A lot of people have asked this. Unbound Publishing have told me that it’s rare that they do audiobooks, but they will if the book’s wildly successful and proves that there’s a level of demand for it!
Who is your favorite character in Guerrillas and why?
I’d say it’s a tie between Jack, a 17-year-old lad with Asperger’s who understands computers better than people, and Dr McCormick who leads the Guerrillas as a calm, guiding force who loves building people. Jack is a loyal, honest (sometimes too honest) young man who helps his friends put things into perspective, and a nice dry sense of humour. McCormick is like Dumbledore and Uncle Iroh from Avatar: The Last Airbender rolled into one, except a mathematics lecturer.
Kate comes close behind though. She suffers massively from anxiety but makes a point of confronting absolutely everything that makes her nervous. She is by far the bravest character in the whole Guerrillas universe.
Will there be more Guerrillas books to follow?
Oh yes. I’m on book three already! Obviously, the reception to book one will determine whether the publisher will accept book two, but going by Guerrillas’ performance so far I think we can afford to be optimistic.
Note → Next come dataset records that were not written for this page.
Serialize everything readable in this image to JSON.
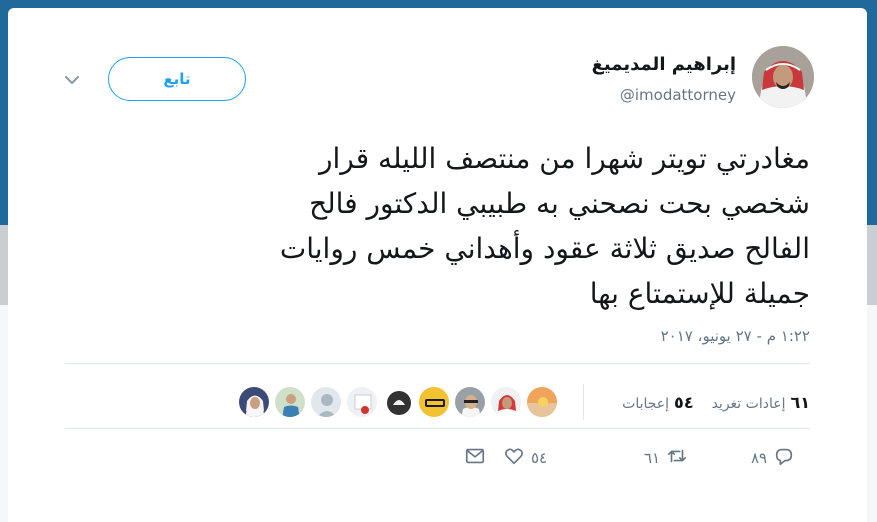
{
  "tweet": {
    "author": {
      "display_name": "إبراهيم المديميغ",
      "handle": "@imodattorney"
    },
    "follow_button_label": "تابع",
    "text": "مغادرتي تويتر شهرا من منتصف الليله قرار\nشخصي بحت نصحني به طبيبي الدكتور فالح\nالفالح صديق ثلاثة عقود وأهداني خمس روايات\nجميلة للإستمتاع بها",
    "timestamp": "١:٢٢ م - ٢٧ يونيو، ٢٠١٧",
    "stats": {
      "retweets_count": "٦١",
      "retweets_label": "إعادات تغريد",
      "likes_count": "٥٤",
      "likes_label": "إعجابات"
    },
    "actions": {
      "reply_count": "٨٩",
      "retweet_count": "٦١",
      "like_count": "٥٤"
    }
  },
  "colors": {
    "accent": "#1da1f2",
    "text_primary": "#14171a",
    "text_secondary": "#657786",
    "divider": "#e1e8ed"
  },
  "icons": [
    "caret-down-icon",
    "reply-icon",
    "retweet-icon",
    "heart-icon",
    "envelope-icon"
  ]
}
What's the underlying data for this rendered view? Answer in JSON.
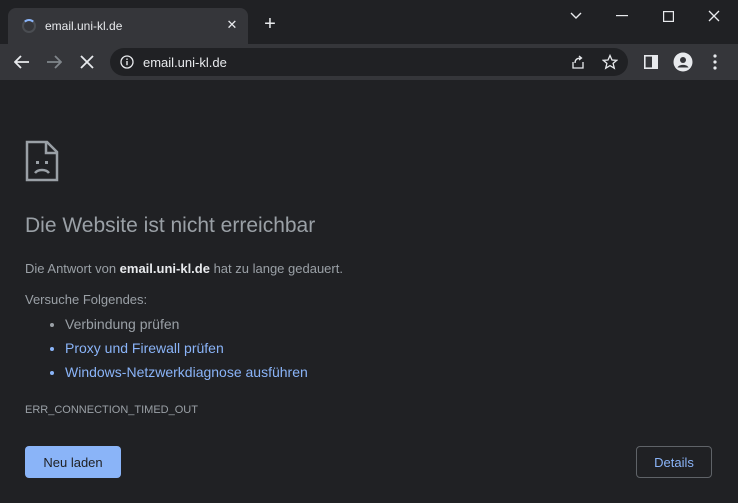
{
  "tab": {
    "title": "email.uni-kl.de",
    "close_glyph": "✕"
  },
  "newtab": {
    "glyph": "+"
  },
  "omnibox": {
    "url": "email.uni-kl.de"
  },
  "error": {
    "heading": "Die Website ist nicht erreichbar",
    "desc_prefix": "Die Antwort von ",
    "desc_host": "email.uni-kl.de",
    "desc_suffix": " hat zu lange gedauert.",
    "try_label": "Versuche Folgendes:",
    "suggestions": [
      "Verbindung prüfen",
      "Proxy und Firewall prüfen",
      "Windows-Netzwerkdiagnose ausführen"
    ],
    "code": "ERR_CONNECTION_TIMED_OUT"
  },
  "buttons": {
    "reload": "Neu laden",
    "details": "Details"
  },
  "colors": {
    "bg": "#202124",
    "toolbar": "#35363a",
    "accent": "#8ab4f8",
    "text": "#9aa0a6"
  }
}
As the author, tell everyone why you think the world needs a book like Guerrillas.
Because representation matters. Meaningful, accurate representation of neurodiversity in fiction is so rare, and most neurodiverse characters in novels (or movies) are either tokenistic or based on stereotypes. Guerrillas, if it performs well, may be a key part in the battle for representation as well as being a heart-pounding action novel in its own right.
If you want to, you can Pre-order Guerrillas here (It’s already over 100% funded but please don’t let that put you off, it can still be ordered).
***The first chapter of Guerrillas is available to read on the pre-order page too ***
There are a variety of order options available with exclusive rewards linked to the pre-orders including the chance to have your name (or someone else of your choice) in the book as a patron. We have a few copies coming, I’m putting one away for Eliza for when she’s ready in a couple of years time. She’s super excited that Chris is publishing a book. To those of you that order, I really hope you enjoy it as much as I did.